The Centre for Integrity in the Defence Sector (CIDS) and Transparency International UK’s Defence and Security Programme (TI-DSP) are proud to present the first-ever practical handbook on how to develop an integrity action plan for the defence sector.
“Within the last few years we have seen that many senior leaders have come to realise that corruption is a huge threat to the defence sector. Yet, there have been few practical tools available to help ministries and governments prevent and reduce the risk of corruption. With this handbook, we are offering a step-by-step guide on how to develop and implement an integrity action plan for the defence sector”, says Bård B. Knudsen, director at CIDS.
The handbook aims at helping practitioners in defence establishments produce real and lasting change through reducing the risks of corruption and other unethical behaviour. Drawing on TI-DSP’s substantial experience in countering corruption, and also CIDS’ experience with building integrity in South East Europe, the handbook offers a new practical tool. It outlines how to assess corruption risks and how to address identified weaknesses and shortcomings; from the planning stage to the actual drafting of the plan to practical implementation and follow-up. It will, therefore, be a valuable added resource to be applied in NATO’s Building Integrity programme and by governments who would like to address weaknesses and shortcomings identified through NATO’s BI Self-Assessment Questionnaire or by Transparency International’s Government Defence Anti-Corruption Index.

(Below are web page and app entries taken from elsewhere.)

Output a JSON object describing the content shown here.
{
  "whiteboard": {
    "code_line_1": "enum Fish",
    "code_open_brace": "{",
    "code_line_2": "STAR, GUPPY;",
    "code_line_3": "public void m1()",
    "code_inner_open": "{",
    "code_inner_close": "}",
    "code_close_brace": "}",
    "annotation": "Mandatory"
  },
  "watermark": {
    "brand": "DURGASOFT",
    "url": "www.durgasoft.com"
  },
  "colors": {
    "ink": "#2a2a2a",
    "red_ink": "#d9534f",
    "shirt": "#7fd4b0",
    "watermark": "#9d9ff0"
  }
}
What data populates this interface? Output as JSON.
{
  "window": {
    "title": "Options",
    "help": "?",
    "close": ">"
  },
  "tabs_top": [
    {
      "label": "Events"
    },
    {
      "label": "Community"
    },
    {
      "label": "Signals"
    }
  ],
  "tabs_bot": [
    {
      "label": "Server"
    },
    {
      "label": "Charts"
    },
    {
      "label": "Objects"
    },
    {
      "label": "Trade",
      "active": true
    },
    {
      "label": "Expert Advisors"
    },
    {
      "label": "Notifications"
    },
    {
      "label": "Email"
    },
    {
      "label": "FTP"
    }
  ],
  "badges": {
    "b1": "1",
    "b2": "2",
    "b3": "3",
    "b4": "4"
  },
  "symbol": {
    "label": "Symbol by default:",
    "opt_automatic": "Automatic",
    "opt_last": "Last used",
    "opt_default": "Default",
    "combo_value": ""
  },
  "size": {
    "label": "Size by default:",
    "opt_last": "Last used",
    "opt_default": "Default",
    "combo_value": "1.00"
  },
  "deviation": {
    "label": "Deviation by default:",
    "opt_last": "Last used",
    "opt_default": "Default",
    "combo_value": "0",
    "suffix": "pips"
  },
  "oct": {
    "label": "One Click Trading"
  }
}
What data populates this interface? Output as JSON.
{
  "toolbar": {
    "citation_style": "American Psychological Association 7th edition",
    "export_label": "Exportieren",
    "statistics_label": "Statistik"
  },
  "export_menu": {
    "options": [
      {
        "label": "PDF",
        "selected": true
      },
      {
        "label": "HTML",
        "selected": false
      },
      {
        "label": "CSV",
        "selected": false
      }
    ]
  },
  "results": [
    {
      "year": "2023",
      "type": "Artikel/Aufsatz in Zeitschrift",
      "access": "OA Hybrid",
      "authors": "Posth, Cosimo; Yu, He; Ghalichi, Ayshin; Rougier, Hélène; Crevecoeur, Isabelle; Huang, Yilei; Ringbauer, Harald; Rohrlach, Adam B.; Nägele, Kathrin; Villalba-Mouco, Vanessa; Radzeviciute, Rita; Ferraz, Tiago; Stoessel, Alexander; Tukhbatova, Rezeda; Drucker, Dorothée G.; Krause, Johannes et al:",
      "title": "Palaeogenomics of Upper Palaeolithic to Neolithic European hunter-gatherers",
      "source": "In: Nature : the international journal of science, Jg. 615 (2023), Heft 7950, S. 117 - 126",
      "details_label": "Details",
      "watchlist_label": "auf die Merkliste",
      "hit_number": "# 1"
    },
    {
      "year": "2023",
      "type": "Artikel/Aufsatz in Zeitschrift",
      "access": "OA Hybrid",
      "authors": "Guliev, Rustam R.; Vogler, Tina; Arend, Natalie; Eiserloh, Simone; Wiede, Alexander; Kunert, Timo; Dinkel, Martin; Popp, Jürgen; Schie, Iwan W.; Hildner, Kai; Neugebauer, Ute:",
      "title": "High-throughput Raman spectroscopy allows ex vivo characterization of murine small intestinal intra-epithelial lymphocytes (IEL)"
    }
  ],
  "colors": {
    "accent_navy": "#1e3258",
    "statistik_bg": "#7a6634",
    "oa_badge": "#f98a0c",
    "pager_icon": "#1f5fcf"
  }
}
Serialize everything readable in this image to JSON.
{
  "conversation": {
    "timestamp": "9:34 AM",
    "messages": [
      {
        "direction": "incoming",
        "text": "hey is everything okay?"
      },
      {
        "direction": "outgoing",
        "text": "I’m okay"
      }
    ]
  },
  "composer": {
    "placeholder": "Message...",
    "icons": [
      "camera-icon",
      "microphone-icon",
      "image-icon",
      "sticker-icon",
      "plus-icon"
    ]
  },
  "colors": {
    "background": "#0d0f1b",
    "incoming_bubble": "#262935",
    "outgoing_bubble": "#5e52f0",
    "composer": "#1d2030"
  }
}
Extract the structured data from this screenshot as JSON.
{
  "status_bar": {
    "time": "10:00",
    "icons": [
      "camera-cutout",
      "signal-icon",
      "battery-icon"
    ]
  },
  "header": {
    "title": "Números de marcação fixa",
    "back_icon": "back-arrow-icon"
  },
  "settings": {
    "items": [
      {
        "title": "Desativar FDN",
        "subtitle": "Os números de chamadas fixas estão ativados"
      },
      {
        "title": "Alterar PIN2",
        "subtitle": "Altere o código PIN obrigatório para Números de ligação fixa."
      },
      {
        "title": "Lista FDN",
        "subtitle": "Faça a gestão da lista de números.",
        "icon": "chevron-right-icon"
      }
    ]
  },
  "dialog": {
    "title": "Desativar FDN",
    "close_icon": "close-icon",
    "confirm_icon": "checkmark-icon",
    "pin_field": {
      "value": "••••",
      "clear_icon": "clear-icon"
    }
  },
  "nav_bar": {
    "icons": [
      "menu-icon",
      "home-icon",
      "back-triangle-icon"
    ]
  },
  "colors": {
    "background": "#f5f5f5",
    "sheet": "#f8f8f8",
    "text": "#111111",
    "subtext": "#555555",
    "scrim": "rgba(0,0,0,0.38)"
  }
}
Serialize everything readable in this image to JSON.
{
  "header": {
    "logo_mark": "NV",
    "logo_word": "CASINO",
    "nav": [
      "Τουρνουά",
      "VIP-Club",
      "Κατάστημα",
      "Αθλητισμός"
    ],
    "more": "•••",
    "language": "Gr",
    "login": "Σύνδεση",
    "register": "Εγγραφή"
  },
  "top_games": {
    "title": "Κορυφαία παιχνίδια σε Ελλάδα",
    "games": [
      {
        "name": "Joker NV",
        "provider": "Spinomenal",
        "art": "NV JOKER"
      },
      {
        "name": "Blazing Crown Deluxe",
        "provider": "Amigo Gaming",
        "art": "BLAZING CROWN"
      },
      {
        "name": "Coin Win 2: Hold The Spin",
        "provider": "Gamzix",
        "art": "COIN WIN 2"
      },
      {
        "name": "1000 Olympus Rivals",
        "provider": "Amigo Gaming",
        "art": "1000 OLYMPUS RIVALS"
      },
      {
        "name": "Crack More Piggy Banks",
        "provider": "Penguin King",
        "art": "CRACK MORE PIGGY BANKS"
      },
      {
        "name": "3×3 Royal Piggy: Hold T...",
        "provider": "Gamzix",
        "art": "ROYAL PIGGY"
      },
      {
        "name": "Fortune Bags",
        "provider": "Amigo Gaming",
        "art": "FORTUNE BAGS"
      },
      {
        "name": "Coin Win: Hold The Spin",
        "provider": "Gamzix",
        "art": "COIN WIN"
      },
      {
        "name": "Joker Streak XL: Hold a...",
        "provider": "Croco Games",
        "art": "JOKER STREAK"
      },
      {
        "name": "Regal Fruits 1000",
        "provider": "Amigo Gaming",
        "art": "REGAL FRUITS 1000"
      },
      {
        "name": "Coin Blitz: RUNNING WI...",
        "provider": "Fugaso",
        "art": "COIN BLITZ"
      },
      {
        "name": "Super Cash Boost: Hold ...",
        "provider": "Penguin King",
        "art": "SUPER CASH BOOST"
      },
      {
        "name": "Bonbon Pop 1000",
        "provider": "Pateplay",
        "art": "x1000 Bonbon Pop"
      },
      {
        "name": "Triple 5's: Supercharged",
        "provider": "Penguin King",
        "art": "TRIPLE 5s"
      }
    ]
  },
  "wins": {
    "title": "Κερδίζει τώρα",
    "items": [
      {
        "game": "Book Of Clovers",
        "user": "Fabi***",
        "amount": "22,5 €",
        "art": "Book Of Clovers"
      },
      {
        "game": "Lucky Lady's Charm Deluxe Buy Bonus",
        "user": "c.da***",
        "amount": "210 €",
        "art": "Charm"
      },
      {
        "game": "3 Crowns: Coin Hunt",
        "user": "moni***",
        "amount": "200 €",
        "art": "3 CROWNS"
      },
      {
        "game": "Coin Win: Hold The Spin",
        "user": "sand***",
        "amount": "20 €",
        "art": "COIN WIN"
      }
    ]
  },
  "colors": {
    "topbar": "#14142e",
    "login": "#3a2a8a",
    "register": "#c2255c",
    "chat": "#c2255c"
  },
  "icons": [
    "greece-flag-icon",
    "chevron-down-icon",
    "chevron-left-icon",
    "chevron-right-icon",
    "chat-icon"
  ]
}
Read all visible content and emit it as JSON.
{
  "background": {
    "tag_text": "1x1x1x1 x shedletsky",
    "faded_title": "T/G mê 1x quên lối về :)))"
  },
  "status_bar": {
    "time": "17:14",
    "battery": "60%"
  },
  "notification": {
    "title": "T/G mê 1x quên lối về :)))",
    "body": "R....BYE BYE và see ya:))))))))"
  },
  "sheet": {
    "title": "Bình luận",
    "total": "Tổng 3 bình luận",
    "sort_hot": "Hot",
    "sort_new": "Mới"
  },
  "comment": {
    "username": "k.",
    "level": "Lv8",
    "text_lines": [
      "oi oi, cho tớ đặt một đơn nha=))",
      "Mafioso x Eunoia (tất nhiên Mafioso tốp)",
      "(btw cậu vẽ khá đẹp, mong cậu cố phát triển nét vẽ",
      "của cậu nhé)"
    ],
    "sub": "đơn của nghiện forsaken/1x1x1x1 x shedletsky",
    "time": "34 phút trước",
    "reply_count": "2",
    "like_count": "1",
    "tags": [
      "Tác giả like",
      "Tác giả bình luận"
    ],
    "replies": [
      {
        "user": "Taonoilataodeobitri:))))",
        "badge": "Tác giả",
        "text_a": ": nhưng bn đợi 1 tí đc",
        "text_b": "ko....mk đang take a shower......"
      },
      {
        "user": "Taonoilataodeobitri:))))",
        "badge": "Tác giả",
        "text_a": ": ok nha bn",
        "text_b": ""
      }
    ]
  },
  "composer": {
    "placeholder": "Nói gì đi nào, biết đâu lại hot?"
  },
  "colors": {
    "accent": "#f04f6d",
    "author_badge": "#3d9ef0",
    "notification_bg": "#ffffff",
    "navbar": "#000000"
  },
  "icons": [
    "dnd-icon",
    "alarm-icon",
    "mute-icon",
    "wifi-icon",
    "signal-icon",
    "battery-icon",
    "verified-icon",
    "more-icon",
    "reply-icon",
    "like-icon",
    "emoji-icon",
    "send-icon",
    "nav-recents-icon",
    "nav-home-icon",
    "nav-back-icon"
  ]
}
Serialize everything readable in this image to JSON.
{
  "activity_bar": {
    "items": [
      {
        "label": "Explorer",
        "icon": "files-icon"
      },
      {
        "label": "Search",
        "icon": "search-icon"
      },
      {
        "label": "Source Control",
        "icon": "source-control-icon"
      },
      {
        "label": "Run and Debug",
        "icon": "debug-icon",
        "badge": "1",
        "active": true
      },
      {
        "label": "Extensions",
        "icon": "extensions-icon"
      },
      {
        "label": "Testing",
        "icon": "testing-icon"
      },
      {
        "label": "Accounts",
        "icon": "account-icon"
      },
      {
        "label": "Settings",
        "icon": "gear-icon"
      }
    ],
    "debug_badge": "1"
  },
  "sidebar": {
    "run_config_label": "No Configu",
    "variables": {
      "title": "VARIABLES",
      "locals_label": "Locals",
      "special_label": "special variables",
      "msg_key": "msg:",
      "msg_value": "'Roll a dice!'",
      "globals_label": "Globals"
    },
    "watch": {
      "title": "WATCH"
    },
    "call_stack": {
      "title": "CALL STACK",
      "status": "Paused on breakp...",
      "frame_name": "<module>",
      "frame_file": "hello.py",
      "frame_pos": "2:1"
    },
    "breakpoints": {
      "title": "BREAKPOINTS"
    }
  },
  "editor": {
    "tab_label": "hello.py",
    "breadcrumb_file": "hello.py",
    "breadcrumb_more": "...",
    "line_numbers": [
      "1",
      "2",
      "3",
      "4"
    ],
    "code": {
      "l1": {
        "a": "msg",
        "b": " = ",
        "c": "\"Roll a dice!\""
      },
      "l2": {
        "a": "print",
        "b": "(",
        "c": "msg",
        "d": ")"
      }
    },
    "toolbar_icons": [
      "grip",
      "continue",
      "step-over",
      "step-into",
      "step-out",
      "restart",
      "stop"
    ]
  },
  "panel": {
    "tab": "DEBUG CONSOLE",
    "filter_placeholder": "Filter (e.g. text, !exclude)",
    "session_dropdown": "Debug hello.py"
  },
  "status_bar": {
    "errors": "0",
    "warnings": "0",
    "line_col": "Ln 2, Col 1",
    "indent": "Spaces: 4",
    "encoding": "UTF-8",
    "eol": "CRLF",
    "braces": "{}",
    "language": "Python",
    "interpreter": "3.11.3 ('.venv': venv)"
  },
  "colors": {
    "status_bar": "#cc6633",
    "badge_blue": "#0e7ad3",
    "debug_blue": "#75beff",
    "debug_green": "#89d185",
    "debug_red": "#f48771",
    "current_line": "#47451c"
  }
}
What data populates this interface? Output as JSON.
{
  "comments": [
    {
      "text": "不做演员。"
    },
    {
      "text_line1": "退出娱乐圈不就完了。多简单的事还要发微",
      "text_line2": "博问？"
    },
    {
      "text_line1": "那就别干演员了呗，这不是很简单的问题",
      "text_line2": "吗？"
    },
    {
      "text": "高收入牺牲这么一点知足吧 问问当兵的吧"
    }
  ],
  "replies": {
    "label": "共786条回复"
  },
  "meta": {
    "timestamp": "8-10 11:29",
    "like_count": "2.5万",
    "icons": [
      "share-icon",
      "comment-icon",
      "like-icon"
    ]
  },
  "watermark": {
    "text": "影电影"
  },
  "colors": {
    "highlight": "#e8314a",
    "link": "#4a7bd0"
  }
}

– We can all do better
“This new handbook shows that building integrity and countering corruption are important issues for the Norwegian Ministry of Defence”, says Secretary General in the Norwegian MoD, Erik Lund-Isaksen. “Norway has been an active contributor to NATO’s Building Integrity programme since 2007, and the establishment of the Centre for Integrity in the Defence Sector under the Norwegian MoD proves our active commitment. Our collaboration with Transparency International UK’s Defence and Security programme has been particularly valuable, and the co-production of the handbook reinforces the close working relationship between Norway and the United Kingdom on defence-related issues. I am convinced that the handbook will be well received and used extensively by the various defence institutions”.
Secretary General Lund-Isaksen stresses that corruption is a matter of concern to all of us. “It is a fact that corruption and unethical behaviour reduce our defence capabilities and undermine public trust in our political institutions and armed forces”, Lund-Isaksen states. “According to Transparency International, at least 20 billion US dollars are lost internationally to corruption every year – in the defence sector alone!” He further emphasise that this is a challenge to all countries – including Norway. “We can all do better. In the Norwegian Ministry of Defence we have used TI’s Government Defence Anti-Corruption Index actively to identify where we can improve our integrity system. We are now developing an integrity action plan based on the results from this index.”
The Norwegian MoD is also working closely with the defence industry in order to raise anti-corruption standards and improving their integrity systems. “It is our experience that we can achieve more by working together with the defence companies to spread the knowledge of good practice and raise ethical standards. Having a reputation for zero tolerance of corruption is definitely a distinguishing asset for a defence company, and will become even more important in the future“, Lund-Isaksen states.
– Leaders are role models
With his long-time experience from the Norwegian public sector, Erik Lund-Isaksen underlines the importance of senior leaders engaging actively: “Leaders at all levels not only have to make sure that their personnel are aware of the relevant rules, regulations and ethical guidelines. They also have to act as good role models and demonstrate in their daily work that this is something they take seriously and expect to be taken seriously. In that way, we can work together in order to promote transparency, accountability and good governance in the defence sector”, Lund-Isaksen says.
The handbook will be translated into Ukrainian, French, Russian and Dari by the NATO Building Integrity programme.